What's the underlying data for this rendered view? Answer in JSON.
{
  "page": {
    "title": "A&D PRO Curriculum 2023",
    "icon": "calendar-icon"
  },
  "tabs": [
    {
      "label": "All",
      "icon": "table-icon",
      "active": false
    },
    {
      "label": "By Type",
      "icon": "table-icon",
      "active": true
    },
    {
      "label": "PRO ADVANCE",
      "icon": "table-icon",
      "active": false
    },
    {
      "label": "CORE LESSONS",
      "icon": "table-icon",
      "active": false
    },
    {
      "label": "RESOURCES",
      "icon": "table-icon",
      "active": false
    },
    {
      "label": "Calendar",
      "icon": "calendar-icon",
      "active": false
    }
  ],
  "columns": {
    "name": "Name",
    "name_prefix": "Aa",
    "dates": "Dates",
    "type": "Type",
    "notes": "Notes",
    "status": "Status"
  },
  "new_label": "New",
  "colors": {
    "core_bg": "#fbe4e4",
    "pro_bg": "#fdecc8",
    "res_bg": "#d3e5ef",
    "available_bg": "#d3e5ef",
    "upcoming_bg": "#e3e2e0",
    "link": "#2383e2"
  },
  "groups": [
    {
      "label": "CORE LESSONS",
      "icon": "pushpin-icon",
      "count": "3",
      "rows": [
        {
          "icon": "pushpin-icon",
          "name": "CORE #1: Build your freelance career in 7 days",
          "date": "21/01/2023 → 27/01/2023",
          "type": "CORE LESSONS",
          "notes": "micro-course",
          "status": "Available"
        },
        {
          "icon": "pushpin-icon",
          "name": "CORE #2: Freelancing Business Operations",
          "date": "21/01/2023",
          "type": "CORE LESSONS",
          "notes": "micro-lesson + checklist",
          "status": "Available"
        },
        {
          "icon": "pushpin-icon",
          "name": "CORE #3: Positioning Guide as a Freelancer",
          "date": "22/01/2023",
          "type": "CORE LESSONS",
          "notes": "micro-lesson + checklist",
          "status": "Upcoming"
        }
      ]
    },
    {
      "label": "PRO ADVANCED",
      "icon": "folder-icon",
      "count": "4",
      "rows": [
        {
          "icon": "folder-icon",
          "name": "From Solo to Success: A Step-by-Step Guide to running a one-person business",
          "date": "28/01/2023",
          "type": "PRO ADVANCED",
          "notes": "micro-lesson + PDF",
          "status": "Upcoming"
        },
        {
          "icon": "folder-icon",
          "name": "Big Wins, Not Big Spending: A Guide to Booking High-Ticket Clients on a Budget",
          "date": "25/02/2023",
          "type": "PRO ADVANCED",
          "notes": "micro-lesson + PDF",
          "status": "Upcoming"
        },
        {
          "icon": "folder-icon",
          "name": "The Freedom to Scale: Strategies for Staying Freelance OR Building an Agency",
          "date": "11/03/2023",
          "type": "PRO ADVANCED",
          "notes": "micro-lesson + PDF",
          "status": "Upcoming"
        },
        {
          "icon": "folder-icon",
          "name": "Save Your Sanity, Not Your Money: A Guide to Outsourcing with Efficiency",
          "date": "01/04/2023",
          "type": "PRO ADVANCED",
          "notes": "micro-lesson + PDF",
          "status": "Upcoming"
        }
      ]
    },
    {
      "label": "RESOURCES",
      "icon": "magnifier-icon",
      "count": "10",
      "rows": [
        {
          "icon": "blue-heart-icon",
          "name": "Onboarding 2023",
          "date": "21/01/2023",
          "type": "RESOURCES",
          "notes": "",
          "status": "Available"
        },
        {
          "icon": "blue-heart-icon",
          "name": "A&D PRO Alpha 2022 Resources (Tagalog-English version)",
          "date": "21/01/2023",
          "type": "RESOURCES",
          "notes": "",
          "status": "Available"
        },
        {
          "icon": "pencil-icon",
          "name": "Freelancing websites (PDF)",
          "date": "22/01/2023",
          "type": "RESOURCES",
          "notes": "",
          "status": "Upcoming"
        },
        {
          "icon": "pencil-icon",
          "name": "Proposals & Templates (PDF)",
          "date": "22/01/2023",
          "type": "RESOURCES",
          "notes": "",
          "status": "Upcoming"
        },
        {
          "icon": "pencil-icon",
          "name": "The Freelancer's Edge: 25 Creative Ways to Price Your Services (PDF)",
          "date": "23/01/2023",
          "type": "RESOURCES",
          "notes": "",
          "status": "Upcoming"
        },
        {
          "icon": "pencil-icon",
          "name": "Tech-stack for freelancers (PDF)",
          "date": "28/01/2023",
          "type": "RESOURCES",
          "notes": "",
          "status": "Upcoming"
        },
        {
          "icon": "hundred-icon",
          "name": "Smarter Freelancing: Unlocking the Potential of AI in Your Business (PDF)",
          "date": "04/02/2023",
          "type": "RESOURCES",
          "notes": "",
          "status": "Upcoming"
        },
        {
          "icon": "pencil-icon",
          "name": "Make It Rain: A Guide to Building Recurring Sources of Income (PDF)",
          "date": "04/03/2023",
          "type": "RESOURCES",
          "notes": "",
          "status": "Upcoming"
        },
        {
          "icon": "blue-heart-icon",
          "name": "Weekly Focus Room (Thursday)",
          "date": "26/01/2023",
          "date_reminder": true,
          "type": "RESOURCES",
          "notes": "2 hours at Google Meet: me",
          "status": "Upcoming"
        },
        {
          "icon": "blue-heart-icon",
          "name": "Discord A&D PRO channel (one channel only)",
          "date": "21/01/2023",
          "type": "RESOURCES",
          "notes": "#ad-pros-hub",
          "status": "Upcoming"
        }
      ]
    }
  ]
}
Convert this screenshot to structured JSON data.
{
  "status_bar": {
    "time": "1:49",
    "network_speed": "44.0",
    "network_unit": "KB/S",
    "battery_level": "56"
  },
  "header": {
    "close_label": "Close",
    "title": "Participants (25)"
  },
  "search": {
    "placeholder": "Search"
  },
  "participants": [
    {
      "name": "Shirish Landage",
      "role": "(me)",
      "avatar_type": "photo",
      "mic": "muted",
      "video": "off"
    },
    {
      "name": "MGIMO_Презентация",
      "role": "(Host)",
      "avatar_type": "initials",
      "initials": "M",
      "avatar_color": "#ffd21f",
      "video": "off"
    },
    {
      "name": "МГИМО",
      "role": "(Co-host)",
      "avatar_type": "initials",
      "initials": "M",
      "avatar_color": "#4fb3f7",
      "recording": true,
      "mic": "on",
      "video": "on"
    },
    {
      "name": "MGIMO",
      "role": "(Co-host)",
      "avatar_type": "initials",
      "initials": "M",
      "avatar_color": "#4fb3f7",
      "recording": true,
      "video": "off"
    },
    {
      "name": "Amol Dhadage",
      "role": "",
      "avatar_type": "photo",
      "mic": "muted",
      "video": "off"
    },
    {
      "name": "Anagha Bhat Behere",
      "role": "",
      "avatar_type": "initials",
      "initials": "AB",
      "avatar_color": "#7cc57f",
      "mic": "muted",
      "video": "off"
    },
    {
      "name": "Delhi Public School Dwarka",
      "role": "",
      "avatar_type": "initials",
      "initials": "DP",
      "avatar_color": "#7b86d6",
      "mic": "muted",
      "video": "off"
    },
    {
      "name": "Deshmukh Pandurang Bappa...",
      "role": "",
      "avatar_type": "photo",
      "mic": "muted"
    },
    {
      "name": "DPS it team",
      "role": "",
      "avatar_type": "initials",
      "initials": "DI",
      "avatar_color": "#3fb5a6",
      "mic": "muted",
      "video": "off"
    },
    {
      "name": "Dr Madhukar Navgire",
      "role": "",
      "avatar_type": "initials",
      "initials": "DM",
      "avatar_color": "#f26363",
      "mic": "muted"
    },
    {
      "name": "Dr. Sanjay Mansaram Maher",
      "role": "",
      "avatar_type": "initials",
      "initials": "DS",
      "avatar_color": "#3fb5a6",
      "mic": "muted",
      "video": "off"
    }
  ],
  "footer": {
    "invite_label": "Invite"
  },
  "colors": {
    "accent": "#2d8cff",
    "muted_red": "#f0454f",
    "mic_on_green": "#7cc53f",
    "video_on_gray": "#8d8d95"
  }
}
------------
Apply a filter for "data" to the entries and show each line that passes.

**RESULT FOR THIS TASK**
What's the underlying data for this rendered view? Answer in JSON.
Convert this screenshot to structured JSON data.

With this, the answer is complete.